Content starts

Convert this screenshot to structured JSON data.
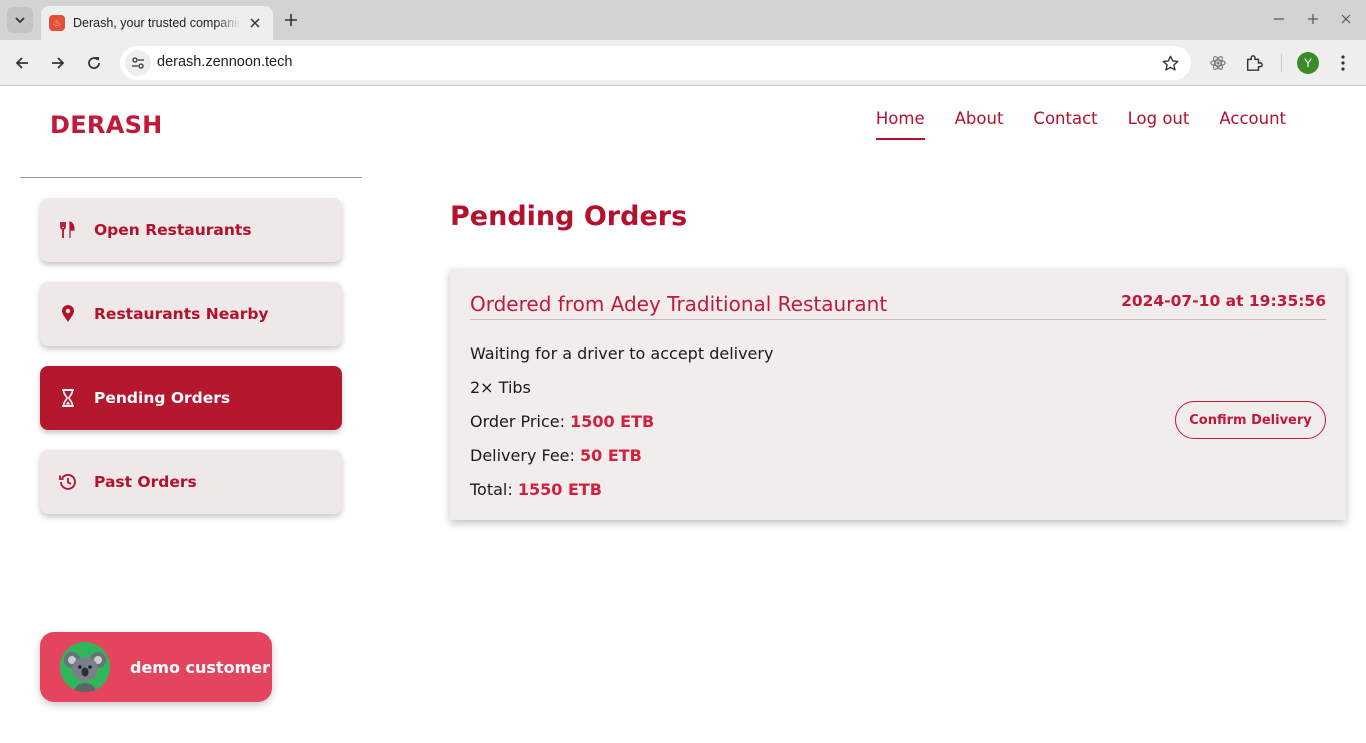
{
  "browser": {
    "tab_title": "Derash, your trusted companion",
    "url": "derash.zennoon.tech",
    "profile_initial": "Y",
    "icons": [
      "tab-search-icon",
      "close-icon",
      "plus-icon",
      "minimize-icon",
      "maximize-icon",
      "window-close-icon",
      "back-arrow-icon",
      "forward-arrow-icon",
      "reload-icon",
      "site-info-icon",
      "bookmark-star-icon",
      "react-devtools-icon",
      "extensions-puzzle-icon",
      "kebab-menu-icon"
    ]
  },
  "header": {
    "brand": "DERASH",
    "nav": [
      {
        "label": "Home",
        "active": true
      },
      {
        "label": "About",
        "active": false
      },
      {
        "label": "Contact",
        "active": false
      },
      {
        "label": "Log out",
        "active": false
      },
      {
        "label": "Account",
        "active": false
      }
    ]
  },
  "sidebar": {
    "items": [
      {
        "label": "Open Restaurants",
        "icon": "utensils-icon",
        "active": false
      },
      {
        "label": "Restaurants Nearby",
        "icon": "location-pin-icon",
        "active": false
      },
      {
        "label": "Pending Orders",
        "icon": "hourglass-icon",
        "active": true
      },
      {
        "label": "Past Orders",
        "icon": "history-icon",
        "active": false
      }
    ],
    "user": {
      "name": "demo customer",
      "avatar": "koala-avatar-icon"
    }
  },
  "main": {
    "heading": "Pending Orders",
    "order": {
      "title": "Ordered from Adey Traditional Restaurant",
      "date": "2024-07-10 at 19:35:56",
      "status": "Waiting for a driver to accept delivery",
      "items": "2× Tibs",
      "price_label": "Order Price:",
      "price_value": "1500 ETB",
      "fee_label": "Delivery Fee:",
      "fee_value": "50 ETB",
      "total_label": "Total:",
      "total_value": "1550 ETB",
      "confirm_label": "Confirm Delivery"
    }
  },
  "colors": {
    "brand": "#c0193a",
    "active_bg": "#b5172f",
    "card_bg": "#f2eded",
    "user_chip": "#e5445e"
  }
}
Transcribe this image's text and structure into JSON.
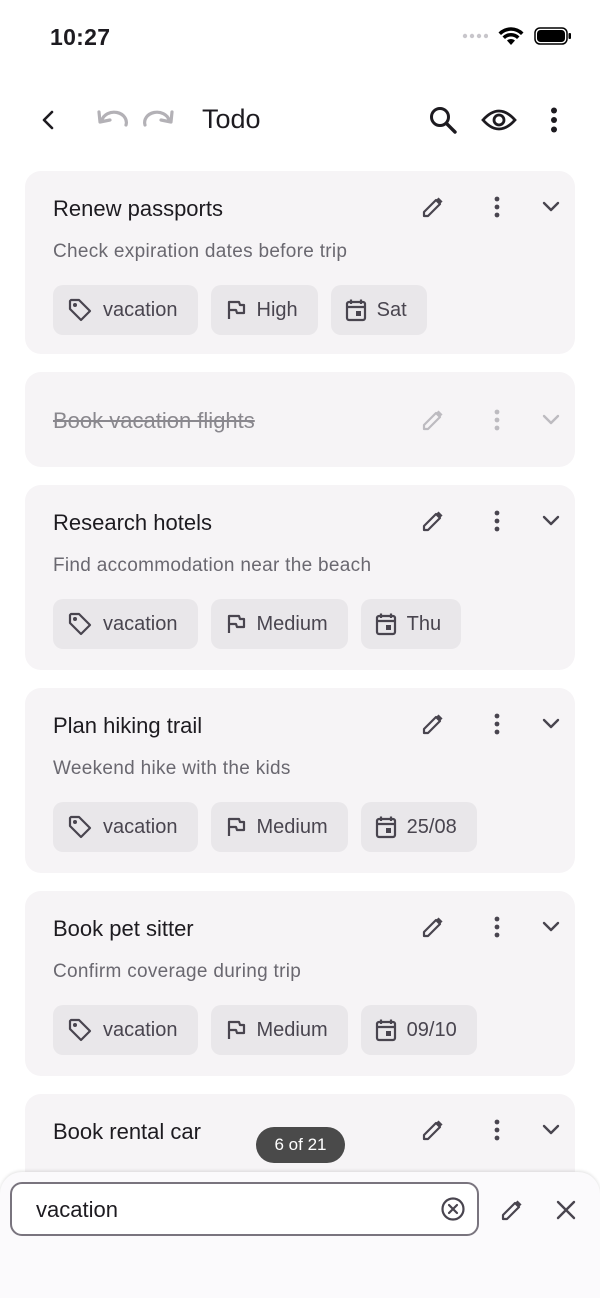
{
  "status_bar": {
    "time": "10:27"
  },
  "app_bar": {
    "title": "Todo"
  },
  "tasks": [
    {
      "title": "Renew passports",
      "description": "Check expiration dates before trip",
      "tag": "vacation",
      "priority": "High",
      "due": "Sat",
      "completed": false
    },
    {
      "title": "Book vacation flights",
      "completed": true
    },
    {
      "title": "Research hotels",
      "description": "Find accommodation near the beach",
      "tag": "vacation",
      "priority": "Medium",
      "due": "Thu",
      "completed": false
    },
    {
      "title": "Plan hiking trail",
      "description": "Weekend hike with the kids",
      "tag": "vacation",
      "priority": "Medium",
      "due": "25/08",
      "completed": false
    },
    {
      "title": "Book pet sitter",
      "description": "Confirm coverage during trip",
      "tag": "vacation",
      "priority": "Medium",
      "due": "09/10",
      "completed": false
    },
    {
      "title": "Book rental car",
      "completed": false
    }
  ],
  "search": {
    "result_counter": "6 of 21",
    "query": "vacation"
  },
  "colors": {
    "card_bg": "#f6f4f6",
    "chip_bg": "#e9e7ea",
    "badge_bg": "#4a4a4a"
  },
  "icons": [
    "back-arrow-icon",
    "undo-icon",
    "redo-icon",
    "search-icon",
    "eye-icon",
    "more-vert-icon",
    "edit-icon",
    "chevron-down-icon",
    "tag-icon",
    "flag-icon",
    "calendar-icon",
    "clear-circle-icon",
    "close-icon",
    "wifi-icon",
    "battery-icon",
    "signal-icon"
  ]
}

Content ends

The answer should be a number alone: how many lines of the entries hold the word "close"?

**RESPONSE TO THE EXERCISE**
3